- Justified (FX, on Amazon Prime – I know, I know)If ever there was an American hero, it would be Timothy Oliphant’s Raylan Givens. That is to say, he embodies being crap at relationships while being hyper-competent at his job, which he demonstrates by acting constantly insubordinate in the name of efficacy and efficiency. In other words, he sucks at relationships, but that’s okay because he is a badass who gets things done and is a rugged individualist who has no time for bureaucracy. Also, he is great with one-liners. If you have ever dreamed of being this hardcore even once, this show is for you.
- Shameless (Showtime)Robert H. Macy plays the drunken, narcissistic, father of a large Irish family in South Chicago.

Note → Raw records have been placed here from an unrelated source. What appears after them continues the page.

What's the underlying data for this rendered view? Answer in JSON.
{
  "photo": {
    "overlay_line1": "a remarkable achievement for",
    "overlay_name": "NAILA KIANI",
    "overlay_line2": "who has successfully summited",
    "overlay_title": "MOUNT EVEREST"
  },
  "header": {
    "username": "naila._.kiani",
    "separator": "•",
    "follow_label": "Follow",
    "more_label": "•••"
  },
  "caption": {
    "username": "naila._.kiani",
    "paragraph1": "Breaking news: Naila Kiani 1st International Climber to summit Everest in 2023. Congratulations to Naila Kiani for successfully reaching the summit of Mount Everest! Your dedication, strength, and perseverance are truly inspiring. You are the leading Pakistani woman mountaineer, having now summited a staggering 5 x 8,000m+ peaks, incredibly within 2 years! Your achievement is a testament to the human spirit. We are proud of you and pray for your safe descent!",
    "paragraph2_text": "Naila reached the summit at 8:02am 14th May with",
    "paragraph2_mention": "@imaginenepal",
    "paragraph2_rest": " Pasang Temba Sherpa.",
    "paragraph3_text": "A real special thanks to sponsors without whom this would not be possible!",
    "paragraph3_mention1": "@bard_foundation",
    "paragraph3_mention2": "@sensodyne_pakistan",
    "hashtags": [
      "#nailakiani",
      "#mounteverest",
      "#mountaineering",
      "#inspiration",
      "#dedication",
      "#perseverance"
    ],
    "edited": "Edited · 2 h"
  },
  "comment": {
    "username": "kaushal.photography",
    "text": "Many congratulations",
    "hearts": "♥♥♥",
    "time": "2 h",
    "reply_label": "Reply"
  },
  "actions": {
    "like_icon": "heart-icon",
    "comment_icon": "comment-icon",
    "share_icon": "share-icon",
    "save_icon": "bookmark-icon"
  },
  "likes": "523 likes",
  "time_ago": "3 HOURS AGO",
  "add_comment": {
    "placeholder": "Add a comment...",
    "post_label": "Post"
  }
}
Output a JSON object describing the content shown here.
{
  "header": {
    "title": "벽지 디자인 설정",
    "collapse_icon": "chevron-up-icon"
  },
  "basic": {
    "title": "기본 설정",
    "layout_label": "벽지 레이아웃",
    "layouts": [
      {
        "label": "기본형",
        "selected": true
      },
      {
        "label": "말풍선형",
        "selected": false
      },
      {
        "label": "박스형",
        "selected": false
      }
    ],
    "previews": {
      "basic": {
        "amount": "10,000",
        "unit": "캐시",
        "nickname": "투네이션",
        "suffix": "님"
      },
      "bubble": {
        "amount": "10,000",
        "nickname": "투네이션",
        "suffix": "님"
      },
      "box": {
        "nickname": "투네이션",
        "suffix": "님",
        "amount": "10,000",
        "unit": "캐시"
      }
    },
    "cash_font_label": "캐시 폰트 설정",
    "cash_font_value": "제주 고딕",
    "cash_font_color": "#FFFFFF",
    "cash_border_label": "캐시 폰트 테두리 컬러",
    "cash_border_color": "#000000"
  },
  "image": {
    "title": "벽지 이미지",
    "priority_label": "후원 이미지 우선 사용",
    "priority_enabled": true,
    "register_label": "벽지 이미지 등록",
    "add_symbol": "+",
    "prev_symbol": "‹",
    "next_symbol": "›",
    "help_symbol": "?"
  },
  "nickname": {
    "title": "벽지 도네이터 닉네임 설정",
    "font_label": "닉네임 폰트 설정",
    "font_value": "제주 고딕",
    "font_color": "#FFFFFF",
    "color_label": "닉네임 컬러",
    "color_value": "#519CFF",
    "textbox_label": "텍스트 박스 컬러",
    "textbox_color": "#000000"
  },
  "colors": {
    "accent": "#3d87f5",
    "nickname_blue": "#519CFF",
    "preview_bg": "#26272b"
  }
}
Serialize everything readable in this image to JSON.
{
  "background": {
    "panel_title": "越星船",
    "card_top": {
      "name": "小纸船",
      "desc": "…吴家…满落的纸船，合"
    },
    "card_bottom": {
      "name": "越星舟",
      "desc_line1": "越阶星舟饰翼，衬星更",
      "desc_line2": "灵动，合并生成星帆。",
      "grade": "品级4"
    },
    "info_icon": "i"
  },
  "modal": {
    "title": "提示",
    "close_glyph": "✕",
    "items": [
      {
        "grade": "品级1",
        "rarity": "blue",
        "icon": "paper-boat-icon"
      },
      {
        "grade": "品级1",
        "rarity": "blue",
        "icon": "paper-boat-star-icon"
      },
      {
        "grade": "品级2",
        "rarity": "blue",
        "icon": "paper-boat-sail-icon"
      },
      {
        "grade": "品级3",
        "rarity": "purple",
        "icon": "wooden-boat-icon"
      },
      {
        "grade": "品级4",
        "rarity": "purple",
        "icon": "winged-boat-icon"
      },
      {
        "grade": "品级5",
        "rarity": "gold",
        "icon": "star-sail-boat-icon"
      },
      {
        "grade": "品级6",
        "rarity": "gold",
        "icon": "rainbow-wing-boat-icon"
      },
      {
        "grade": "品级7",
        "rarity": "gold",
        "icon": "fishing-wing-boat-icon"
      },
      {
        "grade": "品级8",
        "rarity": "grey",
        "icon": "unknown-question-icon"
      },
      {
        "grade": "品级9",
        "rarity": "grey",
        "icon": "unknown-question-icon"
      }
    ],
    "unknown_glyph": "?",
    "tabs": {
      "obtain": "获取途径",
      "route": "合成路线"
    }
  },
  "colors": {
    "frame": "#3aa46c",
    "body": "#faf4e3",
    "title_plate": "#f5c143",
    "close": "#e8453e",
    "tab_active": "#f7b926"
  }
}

The family copes with the turd pie life serves to them, as well with all the romantic, legal, and other mad troubles they get themselves into. What’s to not like? It’s like your family, but with much better acting. Plus, you have Emmy Rossum as Fiona, the oldest sibling. The show is worth showing for that alone.
- The Leftovers (HBO – on Amazon Prime)What if 2% of the population of the world suddenly disappeared? The Leftovers explores the world after something that could be the rapture. On Valentine’s Day, a day dedicated to love, counteract all those gooey, icky feelings with a marathon spent watching of a show dedicated to the themes of isolation, grief, and disorientation.
- Westworld (HBO – on Amazon Prime)In Westworld, androids called “hosts” cater to the whims of the paying customers, or “guests,” in a virtual western setting. But what happens when the hosts start to realize that maybe not everything is as it seems? You can see this as a treatise on artificial intelligence. Or, it could just be a fun and scary science fiction show. This was one of the HBO’s biggest names of 2016, and for good reason.
There you go. Hours and hours of passive consumption. After all of that, you should have at least some energy left. Enjoy yourself.